Nokia could be considered the grandfather to the modern cellphone. The company obviously owns a lot of patents and receives royalties from those who make smartphones. Heck, patent royalties net Nokia €8 per every iPhone sold. Now they want a little something out of Android.
After just coming off of a patent lawsuit win over Oracle on software patents, Google now has to contend with Nokia on a trickier subject – hardware patents. According to Reuters, Google apparently thinks Nokia is in cahoots with Microsoft to knock its Android business down a peg.
Nokia is having none of it, however, by saying that Google’s “suggestion” is “wrong.” How is Google wrong? Nokia says that both themselves and Microsoft are different companies with different portfolios and strategies. That being said, Nokia was quick to point out that Android did infringe on several Nokia patents.

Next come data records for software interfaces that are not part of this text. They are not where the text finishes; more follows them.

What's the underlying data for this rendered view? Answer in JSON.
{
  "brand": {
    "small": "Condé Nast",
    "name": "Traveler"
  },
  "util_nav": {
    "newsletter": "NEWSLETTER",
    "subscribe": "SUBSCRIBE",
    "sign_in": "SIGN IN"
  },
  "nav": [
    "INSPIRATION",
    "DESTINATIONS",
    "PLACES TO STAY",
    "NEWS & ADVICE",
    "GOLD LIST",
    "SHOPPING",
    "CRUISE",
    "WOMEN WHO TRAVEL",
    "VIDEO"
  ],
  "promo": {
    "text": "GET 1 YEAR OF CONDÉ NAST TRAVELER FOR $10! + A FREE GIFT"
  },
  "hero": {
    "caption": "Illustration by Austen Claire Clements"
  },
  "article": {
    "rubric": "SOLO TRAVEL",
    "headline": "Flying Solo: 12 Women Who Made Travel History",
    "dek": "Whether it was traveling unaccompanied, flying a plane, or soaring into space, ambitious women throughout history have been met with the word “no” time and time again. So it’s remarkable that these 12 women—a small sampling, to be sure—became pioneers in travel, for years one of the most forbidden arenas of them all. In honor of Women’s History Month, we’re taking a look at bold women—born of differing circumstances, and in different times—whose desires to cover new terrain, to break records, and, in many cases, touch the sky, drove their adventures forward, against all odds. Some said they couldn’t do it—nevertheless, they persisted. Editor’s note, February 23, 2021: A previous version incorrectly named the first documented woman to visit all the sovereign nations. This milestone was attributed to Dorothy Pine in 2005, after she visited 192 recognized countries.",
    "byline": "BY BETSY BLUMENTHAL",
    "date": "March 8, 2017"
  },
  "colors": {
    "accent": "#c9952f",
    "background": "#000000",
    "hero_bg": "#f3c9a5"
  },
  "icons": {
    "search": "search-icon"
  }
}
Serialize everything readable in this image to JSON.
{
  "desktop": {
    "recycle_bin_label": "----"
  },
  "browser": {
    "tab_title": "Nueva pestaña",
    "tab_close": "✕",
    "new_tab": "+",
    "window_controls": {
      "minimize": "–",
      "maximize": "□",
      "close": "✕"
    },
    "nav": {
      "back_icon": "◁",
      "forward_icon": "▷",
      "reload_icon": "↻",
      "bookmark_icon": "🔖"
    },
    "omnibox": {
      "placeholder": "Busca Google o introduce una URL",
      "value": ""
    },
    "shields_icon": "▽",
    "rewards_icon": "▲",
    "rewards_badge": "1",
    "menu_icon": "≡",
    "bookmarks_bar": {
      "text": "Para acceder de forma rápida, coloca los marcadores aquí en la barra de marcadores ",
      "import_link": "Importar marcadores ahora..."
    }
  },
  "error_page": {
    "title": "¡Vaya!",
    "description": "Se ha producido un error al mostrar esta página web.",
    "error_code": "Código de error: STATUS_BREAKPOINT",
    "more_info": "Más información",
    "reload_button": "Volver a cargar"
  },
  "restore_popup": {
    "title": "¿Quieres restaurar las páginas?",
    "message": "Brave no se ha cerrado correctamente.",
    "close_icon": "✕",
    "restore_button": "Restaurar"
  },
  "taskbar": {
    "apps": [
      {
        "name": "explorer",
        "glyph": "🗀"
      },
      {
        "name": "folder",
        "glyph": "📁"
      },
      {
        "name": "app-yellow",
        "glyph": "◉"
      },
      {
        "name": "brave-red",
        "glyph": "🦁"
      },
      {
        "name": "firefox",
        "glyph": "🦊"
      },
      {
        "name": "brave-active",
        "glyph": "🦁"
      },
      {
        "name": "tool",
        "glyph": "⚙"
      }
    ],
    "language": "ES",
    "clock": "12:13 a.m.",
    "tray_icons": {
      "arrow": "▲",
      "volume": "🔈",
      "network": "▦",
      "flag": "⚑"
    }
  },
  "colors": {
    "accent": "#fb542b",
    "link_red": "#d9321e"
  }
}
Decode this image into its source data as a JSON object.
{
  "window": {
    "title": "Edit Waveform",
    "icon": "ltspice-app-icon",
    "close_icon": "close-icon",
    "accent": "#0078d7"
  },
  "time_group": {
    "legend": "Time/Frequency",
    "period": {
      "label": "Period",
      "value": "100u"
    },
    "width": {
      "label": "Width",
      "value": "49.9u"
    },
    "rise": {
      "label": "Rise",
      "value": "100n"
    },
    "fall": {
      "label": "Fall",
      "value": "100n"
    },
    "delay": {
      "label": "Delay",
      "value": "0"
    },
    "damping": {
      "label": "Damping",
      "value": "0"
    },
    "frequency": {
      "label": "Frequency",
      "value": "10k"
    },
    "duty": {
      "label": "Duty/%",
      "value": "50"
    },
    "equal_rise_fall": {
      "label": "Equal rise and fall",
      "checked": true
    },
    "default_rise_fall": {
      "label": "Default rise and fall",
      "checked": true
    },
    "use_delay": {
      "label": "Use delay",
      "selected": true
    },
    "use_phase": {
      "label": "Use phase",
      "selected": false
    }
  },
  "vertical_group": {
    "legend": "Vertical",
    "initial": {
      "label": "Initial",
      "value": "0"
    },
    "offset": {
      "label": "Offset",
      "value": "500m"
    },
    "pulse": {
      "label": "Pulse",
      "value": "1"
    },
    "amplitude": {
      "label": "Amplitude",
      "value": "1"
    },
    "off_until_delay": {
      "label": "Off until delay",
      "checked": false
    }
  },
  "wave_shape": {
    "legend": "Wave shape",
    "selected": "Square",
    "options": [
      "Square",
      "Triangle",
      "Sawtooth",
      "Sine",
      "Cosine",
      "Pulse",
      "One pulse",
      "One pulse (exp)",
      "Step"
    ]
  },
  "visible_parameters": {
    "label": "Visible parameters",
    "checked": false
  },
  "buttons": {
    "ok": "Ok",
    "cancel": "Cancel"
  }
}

I could take Nokia at their word if it wasn’t for the fact that they are so intertwined with Microsoft at the moment. As you most likely know, Nokia is Microsoft’s strongest partner in pushing the Windows Phone 7 operating system. The Nokia Lumia 900, which runs Windows Phone 7, was even touted by Siri as being the best smartphone on the market.
It’s up to the courts to decide whether or not Microsoft and Nokia are trying to double-team Google, but it does seem awfully coincidental. This on top of reports that both companies transferred over 1,000 patents over to a well-known patent troll just reeks of everybody’s favorite waste of court resources – patent lawsuits.
Google isn’t the first company working with Android that Nokia has targeted. Earlier this month, the company filed suit against RIM, HTC and ViewSonic over their respective products. The patents that Nokia claimed these companies infringed include such basic smartphone features including app stores, multitasking and dynamic menus. It almost seems like Nokia just owns patents on what makes a cell phone, well, a cell phone.
Maybe Nokia should patent its phone use as a hammer. It could then target HTC’s newest product, the HTC One X, over its ability to perform as a hammer as well. I’m all for protecting property rights when people legitimately copy a company’s hard work, but the above example should help illustrate just how ridiculous these patent lawsuits can get.
We’ll keep following this latest attack on Android. Nokia has a better chance of winning than Oracle ever did, so it will be interesting to watch. We may eventually see Google paying out €8 per device that licenses Android technology.